Liberalization of the interest rates is a first important step in financial reforms, but it is not enough, tells financial analyst Sara Hsu in the EastAsiaForum. Next the state needs to let the state banks go.
It is also worth noting that interest rate liberalisation will happen just as the exchange rate is being liberalised and the slow, partial capital account liberalisation takes place. As financial markets become more competitive, exchange rate liberalisation can help financial participants control for risk and ensure price stability, while capital account liberalisation will, over time, allow investors to diversify their assets.
The order and pace of financial liberalisation is crucial to its success, and China’s gradual approach to liberalisation is likely to prevent the financial crises that so many developing countries experienced when they liberalised suddenly, throwing open their banking sectors and their capital accounts at once. Destabilising forces, particularly rapid capital inflows and outflows, are likely to be controlled in China for some time. The actual impact of financial liberalisation will probably be what the authorities are hoping for: that is, financial deepening.
Managing the financial market requires caution. Authorities should closely monitor and control for risk. So far, regulators have been conscientious in attempting to ferret out excess risk, and this is expected to continue. It is hoped that China can liberalise interest rates while sharply reducing the presence of the state in implicitly directing funds from banks to less efficient SOEs. If this complexly choreographed process is carried out properly, then financial markets will metamorphose into more sophisticated structures, and participants will reap the rewards of new market opportunities.

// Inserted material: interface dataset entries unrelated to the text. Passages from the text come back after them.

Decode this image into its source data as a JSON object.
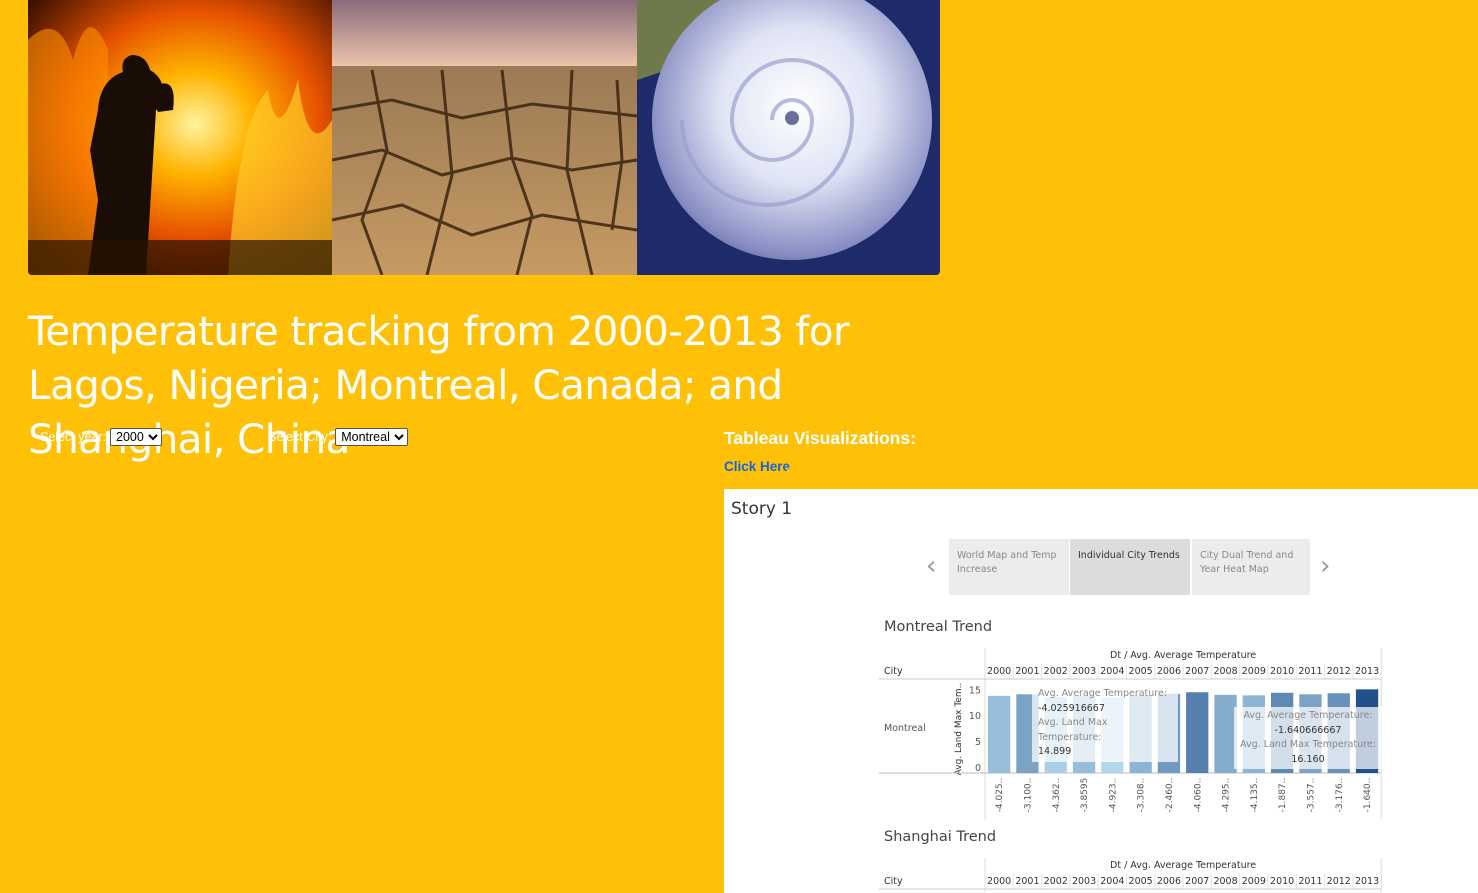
{
  "banner": {
    "panels": [
      "wildfire-image",
      "drought-cracked-earth-image",
      "hurricane-satellite-image"
    ]
  },
  "page": {
    "title": "Temperature tracking from 2000-2013 for Lagos, Nigeria; Montreal, Canada; and Shanghai, China"
  },
  "controls": {
    "year_label": "Select year:",
    "year_value": "2000",
    "city_label": "Select City:",
    "city_value": "Montreal"
  },
  "tableau": {
    "heading": "Tableau Visualizations:",
    "link_text": "Click Here",
    "link_suffix": "."
  },
  "story": {
    "title": "Story 1",
    "tabs": [
      {
        "label": "World Map and Temp Increase"
      },
      {
        "label": "Individual City Trends"
      },
      {
        "label": "City Dual Trend and Year Heat Map"
      }
    ],
    "prev_glyph": "‹",
    "next_glyph": "›"
  },
  "colors": {
    "page_bg": "#ffc107",
    "link": "#1565e0"
  },
  "chart_data": [
    {
      "type": "bar",
      "sheet_title": "Montreal Trend",
      "column_header": "Dt / Avg. Average Temperature",
      "row_header": "City",
      "row_label": "Montreal",
      "ylabel": "Avg. Land Max Tem..",
      "yticks": [
        "15",
        "10",
        "5",
        "0"
      ],
      "ylim": [
        0,
        17
      ],
      "categories": [
        "2000",
        "2001",
        "2002",
        "2003",
        "2004",
        "2005",
        "2006",
        "2007",
        "2008",
        "2009",
        "2010",
        "2011",
        "2012",
        "2013"
      ],
      "avg_temp_labels": [
        "-4.025..",
        "-3.100..",
        "-4.362..",
        "-3.8595",
        "-4.923..",
        "-3.308..",
        "-2.460..",
        "-4.060..",
        "-4.295..",
        "-4.135..",
        "-1.887..",
        "-3.557..",
        "-3.176..",
        "-1.640.."
      ],
      "values": [
        14.899,
        15.2,
        14.7,
        14.9,
        14.6,
        15.0,
        15.3,
        15.6,
        15.1,
        15.0,
        15.5,
        15.2,
        15.4,
        16.16
      ],
      "tooltips": [
        {
          "l1": "Avg. Average Temperature:",
          "v1": "-4.025916667",
          "l2": "Avg. Land Max Temperature:",
          "v2": "14.899"
        },
        {
          "l1": "Avg. Average Temperature:",
          "v1": "-1.640666667",
          "l2": "Avg. Land Max Temperature:",
          "v2": "16.160"
        }
      ]
    },
    {
      "type": "bar",
      "sheet_title": "Shanghai Trend",
      "column_header": "Dt / Avg. Average Temperature",
      "row_header": "City",
      "categories": [
        "2000",
        "2001",
        "2002",
        "2003",
        "2004",
        "2005",
        "2006",
        "2007",
        "2008",
        "2009",
        "2010",
        "2011",
        "2012",
        "2013"
      ]
    }
  ]
}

Are you a media representative and do you want to talk to one of our speakers? Do drop us a line.